§ PROBLEM TO WORK ON: Find the lines of data that contain the string "value", then list them.

§ TASK INPUTS:
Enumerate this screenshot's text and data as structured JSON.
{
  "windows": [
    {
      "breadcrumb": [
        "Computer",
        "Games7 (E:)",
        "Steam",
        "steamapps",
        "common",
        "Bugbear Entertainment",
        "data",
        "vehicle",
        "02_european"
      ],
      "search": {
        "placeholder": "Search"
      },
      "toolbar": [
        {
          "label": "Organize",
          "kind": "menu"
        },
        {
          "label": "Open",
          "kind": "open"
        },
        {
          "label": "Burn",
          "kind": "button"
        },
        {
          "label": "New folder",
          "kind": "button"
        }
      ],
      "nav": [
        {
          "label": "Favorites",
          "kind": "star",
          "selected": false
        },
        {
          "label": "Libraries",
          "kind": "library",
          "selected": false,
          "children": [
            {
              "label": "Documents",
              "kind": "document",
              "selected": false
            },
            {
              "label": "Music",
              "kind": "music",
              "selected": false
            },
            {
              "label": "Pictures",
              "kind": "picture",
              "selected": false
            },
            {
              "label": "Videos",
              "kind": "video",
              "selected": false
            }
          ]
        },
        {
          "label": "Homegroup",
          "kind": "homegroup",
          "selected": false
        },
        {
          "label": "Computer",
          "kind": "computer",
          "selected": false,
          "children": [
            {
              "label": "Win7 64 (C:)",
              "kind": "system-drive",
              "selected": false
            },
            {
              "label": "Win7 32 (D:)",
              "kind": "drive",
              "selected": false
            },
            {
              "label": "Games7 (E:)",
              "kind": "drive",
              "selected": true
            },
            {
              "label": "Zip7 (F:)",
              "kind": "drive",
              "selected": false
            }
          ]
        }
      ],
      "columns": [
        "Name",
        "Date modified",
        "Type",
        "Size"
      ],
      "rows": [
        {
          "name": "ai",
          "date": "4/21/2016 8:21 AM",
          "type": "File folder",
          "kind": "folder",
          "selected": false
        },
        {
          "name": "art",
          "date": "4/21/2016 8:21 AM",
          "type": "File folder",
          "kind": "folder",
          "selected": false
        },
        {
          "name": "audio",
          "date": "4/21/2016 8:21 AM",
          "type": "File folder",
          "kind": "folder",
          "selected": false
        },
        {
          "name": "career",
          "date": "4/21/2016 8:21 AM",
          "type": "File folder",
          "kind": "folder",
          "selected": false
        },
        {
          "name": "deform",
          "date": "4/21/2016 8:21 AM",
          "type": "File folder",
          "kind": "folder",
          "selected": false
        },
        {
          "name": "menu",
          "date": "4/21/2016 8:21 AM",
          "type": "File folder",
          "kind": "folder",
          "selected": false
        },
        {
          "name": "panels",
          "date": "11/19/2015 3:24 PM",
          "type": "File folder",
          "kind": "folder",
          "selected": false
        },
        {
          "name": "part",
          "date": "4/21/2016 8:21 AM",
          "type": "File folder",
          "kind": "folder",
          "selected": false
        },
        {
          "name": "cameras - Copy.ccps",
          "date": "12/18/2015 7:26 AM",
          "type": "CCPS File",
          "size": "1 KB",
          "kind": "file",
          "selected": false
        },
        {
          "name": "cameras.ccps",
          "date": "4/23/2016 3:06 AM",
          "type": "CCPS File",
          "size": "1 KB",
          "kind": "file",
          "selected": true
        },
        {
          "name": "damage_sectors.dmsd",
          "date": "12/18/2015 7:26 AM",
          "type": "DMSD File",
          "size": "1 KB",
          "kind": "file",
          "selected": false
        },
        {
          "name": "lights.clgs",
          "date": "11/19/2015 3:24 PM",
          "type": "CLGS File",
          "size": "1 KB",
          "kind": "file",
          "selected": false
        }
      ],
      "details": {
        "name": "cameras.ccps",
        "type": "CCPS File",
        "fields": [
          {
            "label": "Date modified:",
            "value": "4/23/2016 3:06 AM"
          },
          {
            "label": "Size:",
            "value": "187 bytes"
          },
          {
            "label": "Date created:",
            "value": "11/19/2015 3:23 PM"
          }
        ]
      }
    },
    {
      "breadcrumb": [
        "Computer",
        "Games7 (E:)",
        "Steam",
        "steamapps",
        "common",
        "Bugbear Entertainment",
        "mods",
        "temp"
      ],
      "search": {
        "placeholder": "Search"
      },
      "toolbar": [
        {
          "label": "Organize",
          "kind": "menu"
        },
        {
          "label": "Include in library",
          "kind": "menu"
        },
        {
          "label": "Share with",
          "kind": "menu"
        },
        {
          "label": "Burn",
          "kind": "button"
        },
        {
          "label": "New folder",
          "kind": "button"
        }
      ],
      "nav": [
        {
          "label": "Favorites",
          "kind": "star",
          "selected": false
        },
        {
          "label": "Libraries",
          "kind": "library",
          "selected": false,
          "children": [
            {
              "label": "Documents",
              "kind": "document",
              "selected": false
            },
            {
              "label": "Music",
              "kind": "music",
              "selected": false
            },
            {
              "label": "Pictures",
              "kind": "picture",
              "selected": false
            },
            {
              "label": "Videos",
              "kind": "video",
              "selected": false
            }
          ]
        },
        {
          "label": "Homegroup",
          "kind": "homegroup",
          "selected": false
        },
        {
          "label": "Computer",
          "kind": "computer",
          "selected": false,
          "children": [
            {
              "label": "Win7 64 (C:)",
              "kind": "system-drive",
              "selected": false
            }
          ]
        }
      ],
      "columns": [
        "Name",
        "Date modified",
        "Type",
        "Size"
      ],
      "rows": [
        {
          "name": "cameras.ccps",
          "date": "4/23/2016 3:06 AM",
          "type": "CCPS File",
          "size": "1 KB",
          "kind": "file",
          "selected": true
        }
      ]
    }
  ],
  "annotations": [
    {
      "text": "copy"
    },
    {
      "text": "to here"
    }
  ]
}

§ EXERCISE RESULT:
            "value": "4/23/2016 3:06 AM"
            "value": "187 bytes"
            "value": "11/19/2015 3:23 PM"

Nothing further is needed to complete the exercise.